At criminal trials, the prosecution must establish beyond reasonable doubt that you are guilty by calling witnesses and presenting evidence. They do this by calling witnesses and making presentations.
Before the prosecution begins their case, your lawyer should conduct a voir dire to interview potential jurors and assess them for bias. He or she can then conduct pre-trial questioning of potential jurors, during which questions about bias can be asked of each potential juror. Additionally, they should talk to law enforcement and witnesses and have letters sent to witnesses requesting that they appear or provide additional information. A law firm providing defense in criminal cases should also consider submitting motions to dismiss the case and suppress evidence at the beginning of the trial.
Preparing for Trial
Criminal defense attorneys begin by conducting a fact-finding mission to gain an in-depth knowledge of their case’s facts, such as reviewing police reports and lab test results. This practice, known as discovery, helps ensure fairness during trial proceedings.
Once your attorney has reviewed all of the evidence in your case, they can create motions or court filings to have it dismissed or convince a jury of your innocence. They will work closely with the prosecutor during Charge Conference meetings to ensure clear and precise jury instructions.
Your attorney will cross-examine prosecution witnesses to discredit their testimony by challenging their credibility or noting any inconsistencies between their statements and what was presented during the trial.
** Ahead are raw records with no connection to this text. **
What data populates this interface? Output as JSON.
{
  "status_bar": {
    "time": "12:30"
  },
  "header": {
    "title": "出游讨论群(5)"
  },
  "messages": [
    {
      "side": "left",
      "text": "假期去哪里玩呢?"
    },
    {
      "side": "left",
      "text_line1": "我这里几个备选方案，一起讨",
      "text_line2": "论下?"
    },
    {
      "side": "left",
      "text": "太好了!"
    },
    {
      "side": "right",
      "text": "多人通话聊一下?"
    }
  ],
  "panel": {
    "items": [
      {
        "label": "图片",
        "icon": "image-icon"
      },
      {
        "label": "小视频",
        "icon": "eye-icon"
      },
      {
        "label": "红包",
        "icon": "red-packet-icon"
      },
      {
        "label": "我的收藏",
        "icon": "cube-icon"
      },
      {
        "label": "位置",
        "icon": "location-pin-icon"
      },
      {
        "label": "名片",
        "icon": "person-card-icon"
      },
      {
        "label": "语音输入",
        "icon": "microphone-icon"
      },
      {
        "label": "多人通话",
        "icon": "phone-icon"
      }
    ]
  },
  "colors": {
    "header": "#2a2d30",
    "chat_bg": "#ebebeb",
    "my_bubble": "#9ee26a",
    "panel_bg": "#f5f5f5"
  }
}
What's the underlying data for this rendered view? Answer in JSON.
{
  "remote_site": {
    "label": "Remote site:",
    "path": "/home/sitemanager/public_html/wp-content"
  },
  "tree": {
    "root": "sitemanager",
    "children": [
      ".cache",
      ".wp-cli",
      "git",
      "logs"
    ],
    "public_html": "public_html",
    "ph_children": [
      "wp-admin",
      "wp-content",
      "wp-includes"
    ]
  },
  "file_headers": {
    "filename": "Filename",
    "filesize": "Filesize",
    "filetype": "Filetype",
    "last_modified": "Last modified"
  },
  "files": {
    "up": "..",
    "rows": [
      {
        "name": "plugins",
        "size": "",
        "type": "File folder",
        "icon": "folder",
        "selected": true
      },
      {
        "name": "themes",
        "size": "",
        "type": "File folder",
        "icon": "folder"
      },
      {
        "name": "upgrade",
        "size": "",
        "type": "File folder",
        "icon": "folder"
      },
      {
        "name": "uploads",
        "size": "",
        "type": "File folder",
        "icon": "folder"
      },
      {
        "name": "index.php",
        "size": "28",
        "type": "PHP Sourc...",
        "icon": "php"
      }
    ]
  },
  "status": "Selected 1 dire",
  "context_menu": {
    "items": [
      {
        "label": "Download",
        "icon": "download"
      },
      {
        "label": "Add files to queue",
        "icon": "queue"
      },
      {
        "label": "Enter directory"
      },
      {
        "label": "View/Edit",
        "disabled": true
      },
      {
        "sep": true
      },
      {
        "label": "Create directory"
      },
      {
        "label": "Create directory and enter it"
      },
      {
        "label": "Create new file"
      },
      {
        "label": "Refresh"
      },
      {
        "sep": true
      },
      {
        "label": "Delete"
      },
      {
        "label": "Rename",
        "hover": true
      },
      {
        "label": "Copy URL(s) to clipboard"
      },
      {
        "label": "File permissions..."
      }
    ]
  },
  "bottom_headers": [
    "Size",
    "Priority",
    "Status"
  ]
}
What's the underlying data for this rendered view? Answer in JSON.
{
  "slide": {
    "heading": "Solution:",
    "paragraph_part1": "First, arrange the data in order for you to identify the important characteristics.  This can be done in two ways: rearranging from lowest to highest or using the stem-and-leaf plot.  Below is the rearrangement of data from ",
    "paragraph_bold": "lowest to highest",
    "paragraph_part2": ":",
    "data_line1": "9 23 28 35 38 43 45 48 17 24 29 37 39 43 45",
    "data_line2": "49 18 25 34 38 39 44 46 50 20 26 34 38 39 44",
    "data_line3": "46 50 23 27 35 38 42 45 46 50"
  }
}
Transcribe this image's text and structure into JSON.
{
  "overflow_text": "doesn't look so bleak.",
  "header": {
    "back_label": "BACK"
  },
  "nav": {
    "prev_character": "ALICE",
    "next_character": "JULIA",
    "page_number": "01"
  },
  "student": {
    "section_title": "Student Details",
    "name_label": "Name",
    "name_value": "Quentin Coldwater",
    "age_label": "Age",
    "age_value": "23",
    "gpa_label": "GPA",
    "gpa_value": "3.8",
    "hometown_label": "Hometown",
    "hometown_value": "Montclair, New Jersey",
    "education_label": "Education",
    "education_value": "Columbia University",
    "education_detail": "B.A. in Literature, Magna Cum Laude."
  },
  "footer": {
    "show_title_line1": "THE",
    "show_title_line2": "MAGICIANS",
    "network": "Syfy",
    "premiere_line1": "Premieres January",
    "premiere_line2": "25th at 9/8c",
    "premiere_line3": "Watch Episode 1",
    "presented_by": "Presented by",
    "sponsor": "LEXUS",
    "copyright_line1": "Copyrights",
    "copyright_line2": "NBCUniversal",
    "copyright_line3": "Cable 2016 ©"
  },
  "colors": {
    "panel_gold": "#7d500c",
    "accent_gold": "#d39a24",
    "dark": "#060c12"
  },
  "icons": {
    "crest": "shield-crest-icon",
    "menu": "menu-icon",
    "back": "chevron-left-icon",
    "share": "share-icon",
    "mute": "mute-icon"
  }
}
They may also present alternative theories of the case to create doubt in the jurors’ minds; they will also give opening and closing statements to present your side.
Defending the Case
Defense involves arguments supported by evidence to prevent a conviction for an offense charged. As every case varies, and an attorney’s chosen strategy may change throughout the proceedings depending on what evidence the prosecution presents, defense strategies vary accordingly.
Criminal defense strategies typically involve appealing Constitutional violations or providing an alibi. Duress/coercion defense is another popular form, wherein defendants argue they were forced to commit illegal acts against their will. This tactic was made famous in Hollywood movies depicting mob families with members coercing people into unlawful activities through threats to harm family and health.
Other crime defenses may include mistaking law or fact, asserting that a defendant’s actions did not meet all elements of an alleged offense, self-defense, necessity, and entrapment. A skilled criminal defense attorney should be able to convince juries of these claims or others successfully.
Defending Your Rights
The prosecution must prove your guilt beyond a reasonable doubt, so your criminal defense attorney must employ various strategies to elude this burden and challenge evidence, suggest someone else committed the offense, or cross-examine witnesses to challenge the credibility and reveal any inconsistencies in their testimony.
Another strategy is to raise affirmative defenses, which may include consent, entrapment, being too young to face prosecution for crimes, or lacking mental capacity based on law and typically accepted by most courts.
At the core of any defense is contesting how police gathered and stored evidence. Unfortunately, many innocent people are imprisoned due to violations of search and seizure procedures or incorrect charges brought against them by government entities; your attorney should file a motion for dismissal if this is the case.
Understanding the Differences Between the Various Levels of Sexual Assault
Sexual assault accusations carry various criminal punishments, depending on the category in which it falls. Sexual penetration usually leads to felony charges, while non-penetrative sexual acts like fondling and groping can be misdemeanors.
Many people confuse rape and sexual assault, yet there is an essential distinction between them. Rape is defined as an act that involves physical penetration, including oral sex or anal intrusion, while sexual assault does not always include such actions.
Some states distinguish the severity of sexual assault crimes depending on whether force was used during an act, with third-degree cases typically being those in which a victim under 13 years old and their defendant live together or blood relations, such as household members or blood relations of either party; teacher, a substitute teacher with authority over victim; school district employee working nearby victim and prison guard or parole officer engaging in sexual relations with inmate/probationer, etc. Understanding the differences between the various levels of sexual assault is important to prosecute the proper charges accurately.